The UK Technology Strategy Board has dished out £1.1 million to help fund a three-year project to develop predictive manufacturing tools for future cell-based cancer vaccines.

The £1.8 million project, which will be undertaken by a consortium led by biotechnology group Onyvax, hopes to draw together each group’s expertise to speed up the production of new cell lines for potential cancer vaccines.

The project will combine micro-scale process engineering technology with advanced analytical and informatic methods to predict and optimise cell line performance in large scale manufacturing processes, according to Onyvax.

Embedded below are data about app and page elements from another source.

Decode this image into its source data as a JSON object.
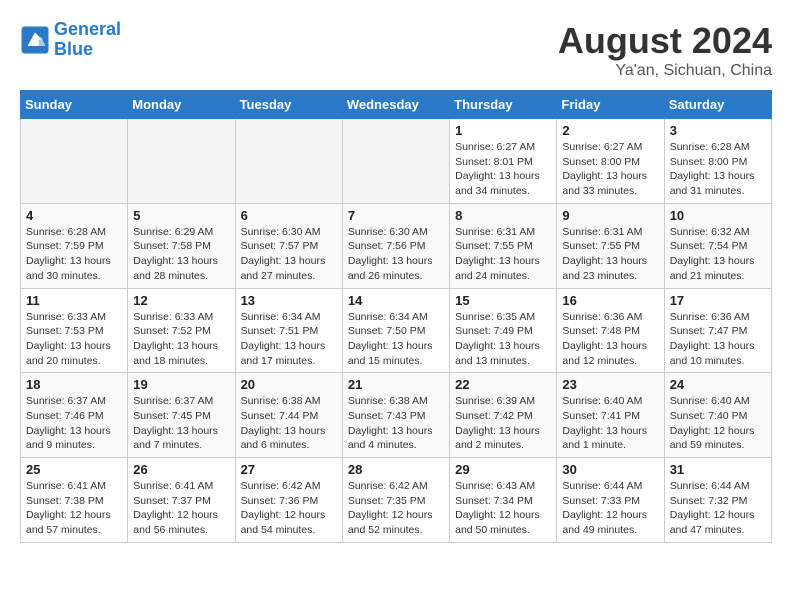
{
  "logo": {
    "line1": "General",
    "line2": "Blue"
  },
  "title": "August 2024",
  "subtitle": "Ya'an, Sichuan, China",
  "days_of_week": [
    "Sunday",
    "Monday",
    "Tuesday",
    "Wednesday",
    "Thursday",
    "Friday",
    "Saturday"
  ],
  "weeks": [
    [
      {
        "day": "",
        "empty": true
      },
      {
        "day": "",
        "empty": true
      },
      {
        "day": "",
        "empty": true
      },
      {
        "day": "",
        "empty": true
      },
      {
        "day": "1",
        "sunrise": "6:27 AM",
        "sunset": "8:01 PM",
        "daylight": "13 hours and 34 minutes."
      },
      {
        "day": "2",
        "sunrise": "6:27 AM",
        "sunset": "8:00 PM",
        "daylight": "13 hours and 33 minutes."
      },
      {
        "day": "3",
        "sunrise": "6:28 AM",
        "sunset": "8:00 PM",
        "daylight": "13 hours and 31 minutes."
      }
    ],
    [
      {
        "day": "4",
        "sunrise": "6:28 AM",
        "sunset": "7:59 PM",
        "daylight": "13 hours and 30 minutes."
      },
      {
        "day": "5",
        "sunrise": "6:29 AM",
        "sunset": "7:58 PM",
        "daylight": "13 hours and 28 minutes."
      },
      {
        "day": "6",
        "sunrise": "6:30 AM",
        "sunset": "7:57 PM",
        "daylight": "13 hours and 27 minutes."
      },
      {
        "day": "7",
        "sunrise": "6:30 AM",
        "sunset": "7:56 PM",
        "daylight": "13 hours and 26 minutes."
      },
      {
        "day": "8",
        "sunrise": "6:31 AM",
        "sunset": "7:55 PM",
        "daylight": "13 hours and 24 minutes."
      },
      {
        "day": "9",
        "sunrise": "6:31 AM",
        "sunset": "7:55 PM",
        "daylight": "13 hours and 23 minutes."
      },
      {
        "day": "10",
        "sunrise": "6:32 AM",
        "sunset": "7:54 PM",
        "daylight": "13 hours and 21 minutes."
      }
    ],
    [
      {
        "day": "11",
        "sunrise": "6:33 AM",
        "sunset": "7:53 PM",
        "daylight": "13 hours and 20 minutes."
      },
      {
        "day": "12",
        "sunrise": "6:33 AM",
        "sunset": "7:52 PM",
        "daylight": "13 hours and 18 minutes."
      },
      {
        "day": "13",
        "sunrise": "6:34 AM",
        "sunset": "7:51 PM",
        "daylight": "13 hours and 17 minutes."
      },
      {
        "day": "14",
        "sunrise": "6:34 AM",
        "sunset": "7:50 PM",
        "daylight": "13 hours and 15 minutes."
      },
      {
        "day": "15",
        "sunrise": "6:35 AM",
        "sunset": "7:49 PM",
        "daylight": "13 hours and 13 minutes."
      },
      {
        "day": "16",
        "sunrise": "6:36 AM",
        "sunset": "7:48 PM",
        "daylight": "13 hours and 12 minutes."
      },
      {
        "day": "17",
        "sunrise": "6:36 AM",
        "sunset": "7:47 PM",
        "daylight": "13 hours and 10 minutes."
      }
    ],
    [
      {
        "day": "18",
        "sunrise": "6:37 AM",
        "sunset": "7:46 PM",
        "daylight": "13 hours and 9 minutes."
      },
      {
        "day": "19",
        "sunrise": "6:37 AM",
        "sunset": "7:45 PM",
        "daylight": "13 hours and 7 minutes."
      },
      {
        "day": "20",
        "sunrise": "6:38 AM",
        "sunset": "7:44 PM",
        "daylight": "13 hours and 6 minutes."
      },
      {
        "day": "21",
        "sunrise": "6:38 AM",
        "sunset": "7:43 PM",
        "daylight": "13 hours and 4 minutes."
      },
      {
        "day": "22",
        "sunrise": "6:39 AM",
        "sunset": "7:42 PM",
        "daylight": "13 hours and 2 minutes."
      },
      {
        "day": "23",
        "sunrise": "6:40 AM",
        "sunset": "7:41 PM",
        "daylight": "13 hours and 1 minute."
      },
      {
        "day": "24",
        "sunrise": "6:40 AM",
        "sunset": "7:40 PM",
        "daylight": "12 hours and 59 minutes."
      }
    ],
    [
      {
        "day": "25",
        "sunrise": "6:41 AM",
        "sunset": "7:38 PM",
        "daylight": "12 hours and 57 minutes."
      },
      {
        "day": "26",
        "sunrise": "6:41 AM",
        "sunset": "7:37 PM",
        "daylight": "12 hours and 56 minutes."
      },
      {
        "day": "27",
        "sunrise": "6:42 AM",
        "sunset": "7:36 PM",
        "daylight": "12 hours and 54 minutes."
      },
      {
        "day": "28",
        "sunrise": "6:42 AM",
        "sunset": "7:35 PM",
        "daylight": "12 hours and 52 minutes."
      },
      {
        "day": "29",
        "sunrise": "6:43 AM",
        "sunset": "7:34 PM",
        "daylight": "12 hours and 50 minutes."
      },
      {
        "day": "30",
        "sunrise": "6:44 AM",
        "sunset": "7:33 PM",
        "daylight": "12 hours and 49 minutes."
      },
      {
        "day": "31",
        "sunrise": "6:44 AM",
        "sunset": "7:32 PM",
        "daylight": "12 hours and 47 minutes."
      }
    ]
  ]
}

“The micro-scale technology will allow us to predict how a cell line will perform in an intensive manufacturing process”, commented Dr Stephen Ward, Director of Development at Onyvax. “With these new tools, we hope to determine the robustness of a cell line earlier in the development lifecycle and to reject those that are not suitable, thereby reducing the time to market for these innovative medicines,” he explained.

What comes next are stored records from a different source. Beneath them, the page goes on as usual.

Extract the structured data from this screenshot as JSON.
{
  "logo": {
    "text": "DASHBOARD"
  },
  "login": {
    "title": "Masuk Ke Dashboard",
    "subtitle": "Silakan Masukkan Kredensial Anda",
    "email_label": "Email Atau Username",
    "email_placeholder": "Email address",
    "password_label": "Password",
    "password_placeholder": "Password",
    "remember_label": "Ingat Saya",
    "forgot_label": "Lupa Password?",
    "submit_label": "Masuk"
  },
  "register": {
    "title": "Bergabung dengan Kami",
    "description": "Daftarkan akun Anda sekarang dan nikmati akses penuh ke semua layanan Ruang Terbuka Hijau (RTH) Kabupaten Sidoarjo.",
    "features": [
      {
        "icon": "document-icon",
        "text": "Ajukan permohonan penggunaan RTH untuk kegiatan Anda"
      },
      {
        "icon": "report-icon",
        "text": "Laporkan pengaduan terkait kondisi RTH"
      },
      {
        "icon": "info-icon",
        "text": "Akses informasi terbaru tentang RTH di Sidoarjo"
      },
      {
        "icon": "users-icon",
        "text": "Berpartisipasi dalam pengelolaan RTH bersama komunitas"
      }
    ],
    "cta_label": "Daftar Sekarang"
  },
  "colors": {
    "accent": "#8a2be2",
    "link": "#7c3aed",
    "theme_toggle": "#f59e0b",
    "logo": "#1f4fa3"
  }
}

In addition to Onyvax, the Consortium, which will also provide the additional funds to advance the project, includes: University College London’s Advanced Centre for Biochemical Engineering; science-based service company LGC; and Nottingham Trent University.

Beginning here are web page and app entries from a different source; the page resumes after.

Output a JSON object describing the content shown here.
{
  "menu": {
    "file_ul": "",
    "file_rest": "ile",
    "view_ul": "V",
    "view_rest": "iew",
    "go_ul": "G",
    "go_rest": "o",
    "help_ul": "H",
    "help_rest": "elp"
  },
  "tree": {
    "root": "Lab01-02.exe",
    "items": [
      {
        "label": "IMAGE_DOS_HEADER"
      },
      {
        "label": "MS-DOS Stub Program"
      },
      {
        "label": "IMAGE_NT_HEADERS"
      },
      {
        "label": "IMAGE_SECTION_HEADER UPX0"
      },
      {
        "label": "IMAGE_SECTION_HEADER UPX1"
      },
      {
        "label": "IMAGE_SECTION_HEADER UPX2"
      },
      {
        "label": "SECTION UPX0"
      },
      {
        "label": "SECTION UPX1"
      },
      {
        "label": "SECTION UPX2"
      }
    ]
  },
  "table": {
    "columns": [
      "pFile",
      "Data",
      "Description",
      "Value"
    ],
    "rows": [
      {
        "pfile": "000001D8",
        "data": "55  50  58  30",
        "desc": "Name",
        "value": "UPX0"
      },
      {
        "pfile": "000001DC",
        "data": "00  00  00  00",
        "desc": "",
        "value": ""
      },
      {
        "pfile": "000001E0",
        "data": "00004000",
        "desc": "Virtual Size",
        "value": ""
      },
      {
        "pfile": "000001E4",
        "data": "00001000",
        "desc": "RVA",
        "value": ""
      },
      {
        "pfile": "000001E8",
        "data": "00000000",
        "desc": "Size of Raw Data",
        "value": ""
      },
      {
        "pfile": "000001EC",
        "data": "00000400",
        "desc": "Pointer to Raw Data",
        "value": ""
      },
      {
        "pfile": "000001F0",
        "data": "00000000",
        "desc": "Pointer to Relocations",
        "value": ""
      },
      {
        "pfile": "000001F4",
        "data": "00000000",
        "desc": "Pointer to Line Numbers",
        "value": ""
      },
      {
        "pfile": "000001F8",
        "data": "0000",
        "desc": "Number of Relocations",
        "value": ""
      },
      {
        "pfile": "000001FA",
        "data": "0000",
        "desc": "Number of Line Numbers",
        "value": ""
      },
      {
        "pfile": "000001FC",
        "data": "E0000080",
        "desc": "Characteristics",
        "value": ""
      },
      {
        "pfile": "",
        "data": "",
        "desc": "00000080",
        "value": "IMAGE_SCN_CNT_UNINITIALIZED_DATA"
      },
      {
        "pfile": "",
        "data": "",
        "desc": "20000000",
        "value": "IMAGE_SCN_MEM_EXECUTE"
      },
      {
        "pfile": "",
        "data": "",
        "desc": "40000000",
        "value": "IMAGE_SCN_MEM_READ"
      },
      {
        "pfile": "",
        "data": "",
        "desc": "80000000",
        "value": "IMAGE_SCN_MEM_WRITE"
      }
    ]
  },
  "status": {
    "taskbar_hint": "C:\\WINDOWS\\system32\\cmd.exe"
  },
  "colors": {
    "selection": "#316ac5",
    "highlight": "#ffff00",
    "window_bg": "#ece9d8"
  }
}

The TSB is a non-departmental public body, set up by the government and sponsored by the Department of Innovation, Universities and Skills. Its primary mission is to promote and support research into, as well as development and exploitation of, technology to ultimately help boost economic growth and improve quality of life.